“This month, the Congress will lose a sharp mind and dedicated public servant,” said Rep. Henry Waxman, who worked with Harman on safety and environmental matters at the Santa Monica Airport.
Rep. Maxine Waters (D-Westchester), whose district includes LAX, spoke of her colleague’s work on the House Committee of Homeland Security and the subcommittee on intelligence, as well as on transportation issues.
“Rep. Jane Harman is recognized for her considerable body of work on national security and foreign policy issues. However, she has been just as diligent on issues that improve the quality of life for her constituents. This includes the work both of us have prioritized to ensure safety at LAX and protect adjacent communities from airport expansion into their neighborhoods,” Waters noted.
“I wish Jane the best in her new role at the Woodrow Wilson International Center for Scholars.”
Harman said that she has no plans to run for public office again.
“My plan is to make the most of this huge opportunity and to watch as others take on the challenges that this present and enormous honor permits,” she said.
The lawmaker, who left her congressional seat in 1998 to run for governor and lost in the primary to Gray Davis, regained her seat in 2000.
Waxman said that Congress and the 36th District will miss Harman’s experience.
“It has been a pleasure to serve in the House of Representatives with Rep. Jane Harman,” he said. “Rep. Harman has always been a strong voice for the issues that matter most to the people of Los Angeles, California, and the nation.”
Harman said she will miss certain things about political office, but she is now looking toward another adventure.

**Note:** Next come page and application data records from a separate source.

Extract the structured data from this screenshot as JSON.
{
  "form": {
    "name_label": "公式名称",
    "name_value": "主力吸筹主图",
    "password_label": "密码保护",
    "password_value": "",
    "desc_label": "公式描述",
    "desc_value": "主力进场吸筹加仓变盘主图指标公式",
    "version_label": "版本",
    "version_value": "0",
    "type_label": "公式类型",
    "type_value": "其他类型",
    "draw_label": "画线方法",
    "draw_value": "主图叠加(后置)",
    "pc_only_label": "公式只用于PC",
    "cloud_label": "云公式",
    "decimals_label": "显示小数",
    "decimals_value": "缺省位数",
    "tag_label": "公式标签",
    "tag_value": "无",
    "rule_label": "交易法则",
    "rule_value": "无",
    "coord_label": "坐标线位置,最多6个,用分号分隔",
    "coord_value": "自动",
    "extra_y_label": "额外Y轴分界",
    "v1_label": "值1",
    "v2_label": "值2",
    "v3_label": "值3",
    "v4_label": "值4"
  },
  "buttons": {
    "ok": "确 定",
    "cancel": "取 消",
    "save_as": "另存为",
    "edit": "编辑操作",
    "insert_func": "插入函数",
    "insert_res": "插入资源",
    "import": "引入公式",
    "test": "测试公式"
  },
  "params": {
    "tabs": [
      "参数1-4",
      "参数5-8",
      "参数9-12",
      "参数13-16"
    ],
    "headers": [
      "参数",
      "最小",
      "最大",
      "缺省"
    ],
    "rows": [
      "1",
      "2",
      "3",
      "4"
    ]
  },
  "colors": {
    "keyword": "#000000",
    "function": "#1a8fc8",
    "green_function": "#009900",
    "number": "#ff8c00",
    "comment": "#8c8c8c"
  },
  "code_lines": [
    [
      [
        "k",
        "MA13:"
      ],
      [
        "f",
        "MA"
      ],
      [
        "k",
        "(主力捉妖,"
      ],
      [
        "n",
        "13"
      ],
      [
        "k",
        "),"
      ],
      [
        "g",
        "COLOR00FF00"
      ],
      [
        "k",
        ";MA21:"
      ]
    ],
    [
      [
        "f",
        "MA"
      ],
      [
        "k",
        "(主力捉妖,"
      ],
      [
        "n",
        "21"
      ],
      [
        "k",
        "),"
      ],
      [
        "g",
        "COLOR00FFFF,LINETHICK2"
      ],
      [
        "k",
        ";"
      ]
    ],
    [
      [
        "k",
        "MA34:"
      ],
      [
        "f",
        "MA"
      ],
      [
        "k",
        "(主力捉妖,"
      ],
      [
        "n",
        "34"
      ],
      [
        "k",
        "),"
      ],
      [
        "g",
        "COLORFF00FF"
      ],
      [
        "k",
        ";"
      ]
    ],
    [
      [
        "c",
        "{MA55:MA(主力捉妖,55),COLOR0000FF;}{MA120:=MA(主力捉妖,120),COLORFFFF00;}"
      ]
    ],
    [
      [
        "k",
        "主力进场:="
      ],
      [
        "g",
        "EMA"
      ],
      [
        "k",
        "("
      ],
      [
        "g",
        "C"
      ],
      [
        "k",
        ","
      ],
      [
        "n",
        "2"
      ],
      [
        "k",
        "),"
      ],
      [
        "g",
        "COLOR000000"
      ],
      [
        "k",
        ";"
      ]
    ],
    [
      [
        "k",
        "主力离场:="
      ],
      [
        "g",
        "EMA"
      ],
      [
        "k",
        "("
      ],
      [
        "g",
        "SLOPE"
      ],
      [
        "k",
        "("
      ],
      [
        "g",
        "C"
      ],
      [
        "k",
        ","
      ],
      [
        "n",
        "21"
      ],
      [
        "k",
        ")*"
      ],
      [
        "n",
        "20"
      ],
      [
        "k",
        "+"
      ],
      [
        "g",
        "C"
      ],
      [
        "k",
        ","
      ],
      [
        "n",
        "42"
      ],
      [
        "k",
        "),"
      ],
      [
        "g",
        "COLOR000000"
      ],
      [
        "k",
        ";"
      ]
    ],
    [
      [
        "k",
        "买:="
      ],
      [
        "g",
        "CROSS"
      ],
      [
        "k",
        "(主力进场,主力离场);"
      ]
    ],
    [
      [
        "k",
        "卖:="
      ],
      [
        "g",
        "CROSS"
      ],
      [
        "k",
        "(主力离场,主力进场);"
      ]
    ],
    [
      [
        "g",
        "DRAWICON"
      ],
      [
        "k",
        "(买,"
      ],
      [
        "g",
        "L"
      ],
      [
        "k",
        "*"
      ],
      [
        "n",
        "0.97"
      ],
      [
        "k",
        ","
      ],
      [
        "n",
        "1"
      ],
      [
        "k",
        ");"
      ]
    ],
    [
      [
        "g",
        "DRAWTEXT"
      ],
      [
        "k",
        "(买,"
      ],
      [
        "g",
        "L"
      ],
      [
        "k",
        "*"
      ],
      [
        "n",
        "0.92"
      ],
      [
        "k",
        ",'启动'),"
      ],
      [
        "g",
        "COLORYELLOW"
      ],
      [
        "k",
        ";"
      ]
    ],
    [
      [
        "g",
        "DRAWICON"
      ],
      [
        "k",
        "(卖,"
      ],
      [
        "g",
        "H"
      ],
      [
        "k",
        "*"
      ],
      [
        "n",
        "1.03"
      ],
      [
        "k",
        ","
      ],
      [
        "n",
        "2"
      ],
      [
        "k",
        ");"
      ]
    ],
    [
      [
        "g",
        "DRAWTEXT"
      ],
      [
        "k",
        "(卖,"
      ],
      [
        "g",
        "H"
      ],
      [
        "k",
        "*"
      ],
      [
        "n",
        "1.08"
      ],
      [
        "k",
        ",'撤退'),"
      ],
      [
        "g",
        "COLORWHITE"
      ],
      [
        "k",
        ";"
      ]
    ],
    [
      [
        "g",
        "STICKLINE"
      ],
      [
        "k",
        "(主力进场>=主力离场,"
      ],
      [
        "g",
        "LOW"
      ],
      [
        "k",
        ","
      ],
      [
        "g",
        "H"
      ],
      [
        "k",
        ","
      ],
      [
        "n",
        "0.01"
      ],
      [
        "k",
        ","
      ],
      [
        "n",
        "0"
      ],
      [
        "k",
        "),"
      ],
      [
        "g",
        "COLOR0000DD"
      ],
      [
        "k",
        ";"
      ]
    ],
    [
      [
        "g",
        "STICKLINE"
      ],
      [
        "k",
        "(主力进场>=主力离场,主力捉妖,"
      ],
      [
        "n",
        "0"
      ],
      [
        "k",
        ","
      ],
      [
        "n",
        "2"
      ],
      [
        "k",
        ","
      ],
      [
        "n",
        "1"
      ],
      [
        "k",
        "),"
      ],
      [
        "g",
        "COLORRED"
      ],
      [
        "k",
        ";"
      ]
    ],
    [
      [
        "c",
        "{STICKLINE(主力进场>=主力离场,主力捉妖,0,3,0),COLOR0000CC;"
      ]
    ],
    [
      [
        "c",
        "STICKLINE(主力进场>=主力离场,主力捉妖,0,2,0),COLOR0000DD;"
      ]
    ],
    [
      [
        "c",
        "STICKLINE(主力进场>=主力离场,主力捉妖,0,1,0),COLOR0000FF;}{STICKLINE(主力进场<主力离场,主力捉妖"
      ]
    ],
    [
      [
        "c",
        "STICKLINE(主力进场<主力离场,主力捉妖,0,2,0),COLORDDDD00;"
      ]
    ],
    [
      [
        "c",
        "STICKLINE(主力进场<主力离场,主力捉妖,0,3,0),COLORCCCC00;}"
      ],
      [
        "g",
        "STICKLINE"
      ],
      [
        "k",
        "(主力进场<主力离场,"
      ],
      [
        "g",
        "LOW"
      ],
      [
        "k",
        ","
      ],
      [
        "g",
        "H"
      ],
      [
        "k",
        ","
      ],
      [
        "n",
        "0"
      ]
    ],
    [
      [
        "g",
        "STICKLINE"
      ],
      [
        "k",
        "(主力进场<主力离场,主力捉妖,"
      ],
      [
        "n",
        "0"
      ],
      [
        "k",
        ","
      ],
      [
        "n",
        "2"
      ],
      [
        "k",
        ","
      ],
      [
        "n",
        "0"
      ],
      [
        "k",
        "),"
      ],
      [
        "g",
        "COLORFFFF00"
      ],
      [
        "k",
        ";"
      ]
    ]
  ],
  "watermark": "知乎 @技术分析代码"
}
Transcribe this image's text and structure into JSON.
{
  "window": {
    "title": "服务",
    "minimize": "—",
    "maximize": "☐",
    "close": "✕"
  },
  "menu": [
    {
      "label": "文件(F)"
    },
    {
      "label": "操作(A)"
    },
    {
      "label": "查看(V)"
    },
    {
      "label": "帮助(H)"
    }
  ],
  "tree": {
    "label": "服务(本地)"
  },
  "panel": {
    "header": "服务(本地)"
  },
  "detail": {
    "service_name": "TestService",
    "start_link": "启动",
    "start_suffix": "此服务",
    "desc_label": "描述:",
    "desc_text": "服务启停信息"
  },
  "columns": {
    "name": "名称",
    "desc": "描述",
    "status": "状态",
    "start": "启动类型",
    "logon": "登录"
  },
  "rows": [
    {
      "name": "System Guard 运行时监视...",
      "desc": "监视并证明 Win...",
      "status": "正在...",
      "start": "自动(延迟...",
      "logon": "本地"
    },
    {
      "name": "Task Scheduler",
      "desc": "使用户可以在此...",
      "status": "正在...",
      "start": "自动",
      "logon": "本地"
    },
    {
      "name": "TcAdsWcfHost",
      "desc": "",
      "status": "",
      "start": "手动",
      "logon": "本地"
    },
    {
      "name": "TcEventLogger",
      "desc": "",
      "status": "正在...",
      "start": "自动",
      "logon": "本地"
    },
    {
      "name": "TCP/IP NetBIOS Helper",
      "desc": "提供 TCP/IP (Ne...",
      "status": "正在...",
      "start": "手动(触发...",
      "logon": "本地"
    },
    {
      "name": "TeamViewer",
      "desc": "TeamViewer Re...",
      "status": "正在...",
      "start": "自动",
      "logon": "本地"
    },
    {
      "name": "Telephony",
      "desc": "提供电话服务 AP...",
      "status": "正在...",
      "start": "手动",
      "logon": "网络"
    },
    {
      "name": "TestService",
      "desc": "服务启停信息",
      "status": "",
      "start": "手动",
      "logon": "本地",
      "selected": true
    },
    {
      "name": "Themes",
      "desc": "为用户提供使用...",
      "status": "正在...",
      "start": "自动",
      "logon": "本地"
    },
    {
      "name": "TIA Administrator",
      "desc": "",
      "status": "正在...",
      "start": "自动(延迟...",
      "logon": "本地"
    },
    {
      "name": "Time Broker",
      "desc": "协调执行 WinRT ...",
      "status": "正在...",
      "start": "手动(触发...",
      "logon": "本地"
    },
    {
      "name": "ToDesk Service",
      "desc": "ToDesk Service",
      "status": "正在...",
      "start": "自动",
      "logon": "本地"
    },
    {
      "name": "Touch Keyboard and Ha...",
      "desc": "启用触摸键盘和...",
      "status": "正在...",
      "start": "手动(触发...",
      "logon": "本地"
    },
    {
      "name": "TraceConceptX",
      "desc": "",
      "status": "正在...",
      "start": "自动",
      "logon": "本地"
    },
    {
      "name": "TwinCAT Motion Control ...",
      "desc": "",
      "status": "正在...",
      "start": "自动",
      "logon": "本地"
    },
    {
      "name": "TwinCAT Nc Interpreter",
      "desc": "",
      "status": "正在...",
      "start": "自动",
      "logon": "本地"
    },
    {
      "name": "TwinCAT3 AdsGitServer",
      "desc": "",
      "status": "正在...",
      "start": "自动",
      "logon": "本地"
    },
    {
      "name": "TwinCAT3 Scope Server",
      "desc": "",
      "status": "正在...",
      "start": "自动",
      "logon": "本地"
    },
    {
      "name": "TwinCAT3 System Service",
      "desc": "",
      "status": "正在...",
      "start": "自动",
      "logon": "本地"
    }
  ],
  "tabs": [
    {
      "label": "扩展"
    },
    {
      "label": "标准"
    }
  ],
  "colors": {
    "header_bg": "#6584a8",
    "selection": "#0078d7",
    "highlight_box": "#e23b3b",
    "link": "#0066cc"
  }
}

“Life has chapters,” Harman concluded. “I didn’t expect to have a second chapter in Congress when I left in 1998. I didn’t plan to come back, but I was talked into it by (former House Majority Leader) Dick Gephart.
“But I don’t anticipate that happening in the near term. I wish my successor the long career that I’ve had here.”